Actually, unlike most youngsters who get their first computer, the first thing I did was NOT load up a game, instead, I started programming at once. My first program I think was:

10 PRINT "*"

20 GOTO 10


I continued to develop my Basic-skills and I programmed some small games and such, later i learned Assembler on the C64 and coded demos. A couple of years later I bought an Amiga and programmed Assembler (and some AMOS) on that, before getting my first PC (a 486SX-25)

Lets turn page to the present. What's your computer configuration? What programs and languages do you use for developing?

I have a Celeron 466MHz (overclocked to 525MHz), 192Mb RAM, 30Gb HD and a

GeForce DDR card. I do all my programming in Visual C++ nowadays, but before, in the days of DOS I used Turbo Pascal 7.0 alot, and also some Watcom C.

Could you tell us what are your favourite games or genres?

Well, I play a lot of games, mainly FPS, RTS and RPGs. At the moment the game I play the most is Diablo 2 (countless is the hours I spent on Diablo 1). I have also played alot of Quake 1/2/3 in my days, and Warcraft 1/2, Starcraft and Total Annihilation. Oh, and ofcourse I enjoy small puzzle/logic games like GLBlocks! :)

Do you play on-line games? If you do, which one(s)?

Well, as I mentioned earlier, I used to play lots of Quake 2 back in the days when I was doing my university studies and had a 10mbit connection in my apartment. I used to play atleast a couple of hours each day, not to good on the studies, but it was fun! :) Nowadays I hardly ever play online, but I do quite a bit of LAN playing with my brother and other friends.

What's the response on GLBlocks from other players? Can you say (approximately) how many people have already downloaded it?

I have gotten some GREAT feedback on GLBlocks, I never get tired of reading mails from people who like GLBlocks!

As for the downloads, it's really hard to say, since the game can be downloaded from so many places. The only place where I have some numbers is from 3DFiles.com, where the current version have been downloaded around 10.000 times, and think the first version (1.2) had something like 5.000 downloads. But as i mentioned earlier, there are a lot of other places you can download it from, so the total is probably much higher. I have also gotten a couple of requests from people who wants to put GLBlocks on cover-CDs, etc. which means GLBlocks will reach even more potential players, just the way I want it!

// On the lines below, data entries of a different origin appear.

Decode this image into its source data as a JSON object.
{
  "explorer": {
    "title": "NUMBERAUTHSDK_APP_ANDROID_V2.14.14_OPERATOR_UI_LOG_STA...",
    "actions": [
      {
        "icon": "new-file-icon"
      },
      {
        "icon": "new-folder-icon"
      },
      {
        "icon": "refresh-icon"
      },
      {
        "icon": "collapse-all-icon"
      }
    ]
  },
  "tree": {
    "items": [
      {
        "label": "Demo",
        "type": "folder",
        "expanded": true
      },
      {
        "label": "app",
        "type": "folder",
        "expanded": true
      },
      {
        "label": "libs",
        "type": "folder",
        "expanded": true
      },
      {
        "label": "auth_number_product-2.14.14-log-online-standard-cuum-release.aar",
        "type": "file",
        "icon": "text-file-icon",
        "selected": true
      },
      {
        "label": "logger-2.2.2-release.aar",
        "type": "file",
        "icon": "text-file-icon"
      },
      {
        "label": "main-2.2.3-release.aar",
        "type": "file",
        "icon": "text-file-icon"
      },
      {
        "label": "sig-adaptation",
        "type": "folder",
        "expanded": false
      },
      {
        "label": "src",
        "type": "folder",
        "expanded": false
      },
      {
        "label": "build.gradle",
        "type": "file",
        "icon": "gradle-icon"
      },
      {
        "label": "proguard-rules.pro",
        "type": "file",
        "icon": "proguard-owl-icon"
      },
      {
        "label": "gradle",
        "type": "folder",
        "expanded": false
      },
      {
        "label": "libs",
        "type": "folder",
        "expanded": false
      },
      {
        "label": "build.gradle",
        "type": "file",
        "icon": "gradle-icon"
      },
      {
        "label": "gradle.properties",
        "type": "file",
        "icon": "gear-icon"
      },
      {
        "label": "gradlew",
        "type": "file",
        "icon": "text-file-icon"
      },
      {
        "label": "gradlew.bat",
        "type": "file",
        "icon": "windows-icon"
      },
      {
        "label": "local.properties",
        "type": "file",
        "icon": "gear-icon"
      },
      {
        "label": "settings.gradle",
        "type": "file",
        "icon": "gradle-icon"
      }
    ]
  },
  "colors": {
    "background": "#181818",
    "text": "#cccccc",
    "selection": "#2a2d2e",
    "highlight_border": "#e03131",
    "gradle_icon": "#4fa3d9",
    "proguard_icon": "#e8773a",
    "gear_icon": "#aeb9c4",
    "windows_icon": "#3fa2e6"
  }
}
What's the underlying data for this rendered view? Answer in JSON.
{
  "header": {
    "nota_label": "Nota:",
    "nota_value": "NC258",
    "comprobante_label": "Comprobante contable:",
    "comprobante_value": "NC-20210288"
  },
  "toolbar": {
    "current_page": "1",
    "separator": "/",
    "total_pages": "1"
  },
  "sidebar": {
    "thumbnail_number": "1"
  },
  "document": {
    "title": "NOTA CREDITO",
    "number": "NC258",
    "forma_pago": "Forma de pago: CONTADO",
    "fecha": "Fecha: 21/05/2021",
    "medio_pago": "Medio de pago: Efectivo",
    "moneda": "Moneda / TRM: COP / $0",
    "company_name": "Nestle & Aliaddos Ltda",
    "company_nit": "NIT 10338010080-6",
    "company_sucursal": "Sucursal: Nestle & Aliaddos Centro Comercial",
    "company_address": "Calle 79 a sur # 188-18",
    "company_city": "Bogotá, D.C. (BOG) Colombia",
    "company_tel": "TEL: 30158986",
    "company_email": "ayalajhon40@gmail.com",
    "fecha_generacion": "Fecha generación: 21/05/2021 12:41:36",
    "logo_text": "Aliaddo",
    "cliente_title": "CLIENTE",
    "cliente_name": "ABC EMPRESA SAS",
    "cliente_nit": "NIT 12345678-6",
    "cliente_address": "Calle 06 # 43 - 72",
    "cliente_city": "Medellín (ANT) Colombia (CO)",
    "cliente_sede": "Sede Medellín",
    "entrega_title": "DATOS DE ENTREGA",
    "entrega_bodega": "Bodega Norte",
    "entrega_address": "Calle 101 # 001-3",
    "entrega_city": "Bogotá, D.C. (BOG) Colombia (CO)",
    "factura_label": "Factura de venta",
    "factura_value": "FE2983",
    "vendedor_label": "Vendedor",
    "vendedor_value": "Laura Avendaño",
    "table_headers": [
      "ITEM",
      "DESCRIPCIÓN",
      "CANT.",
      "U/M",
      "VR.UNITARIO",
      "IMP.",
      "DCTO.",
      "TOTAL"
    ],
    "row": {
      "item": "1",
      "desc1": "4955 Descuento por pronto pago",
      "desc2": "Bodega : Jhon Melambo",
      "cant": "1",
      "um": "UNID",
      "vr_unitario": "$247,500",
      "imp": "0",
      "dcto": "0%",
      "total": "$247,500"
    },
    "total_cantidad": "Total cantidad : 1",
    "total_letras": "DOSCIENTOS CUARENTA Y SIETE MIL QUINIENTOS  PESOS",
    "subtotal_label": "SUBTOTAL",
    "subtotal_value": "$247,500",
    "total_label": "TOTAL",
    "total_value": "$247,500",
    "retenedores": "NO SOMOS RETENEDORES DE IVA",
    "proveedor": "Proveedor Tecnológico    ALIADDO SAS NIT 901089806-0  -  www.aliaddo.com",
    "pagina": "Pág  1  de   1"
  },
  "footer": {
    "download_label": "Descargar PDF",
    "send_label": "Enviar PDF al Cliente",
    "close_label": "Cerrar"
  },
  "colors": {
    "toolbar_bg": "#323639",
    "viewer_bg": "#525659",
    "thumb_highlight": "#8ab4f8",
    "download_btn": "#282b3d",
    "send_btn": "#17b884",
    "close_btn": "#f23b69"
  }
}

Where did you find that idea that the playfield could swing?

Well, I can't take credit for that, actually I got the idea from an old DOS-tetris game called 'Pufftris', which featured a swinging playfield similar to the one I have in GLBlocks.

Who created the excellent graphics background for GLBlocks? Did you draw it yourself?

No, the nice background picture is painted by a guy called Joe Parson. My own graphics/design skills are kind of... uh... limited.. :)

Why do you use OpenGL as graphical API? Why not DirectX?

First of all, when at the university I took a course in '3D and Virtual Reality', where we used OpenGL, that's how I got started. A big reason to why I stuck with OpenGL is that it's powerful, but very easy to use. When I checked out DirectX/Direct3D it needed like 1000 lines just to get the simplest of programs running, in OpenGL you can do the same thing MUCH easier. I've heard that D3D has been simplified since DX7, but I still think OpenGL is the better choice.

What are your future plans? GLBlocks 2,3,4 ... ?

Well, since I started working a couple of weeks ago I've found out just how little time is left for 'fun'-coding. But maybe when I get some time over I will make another little game. If it will be GLBlocks 2 remains to be seen. IF i choose to do it I have lot of suggestions for improvments and new features that people have sent to me that I can use.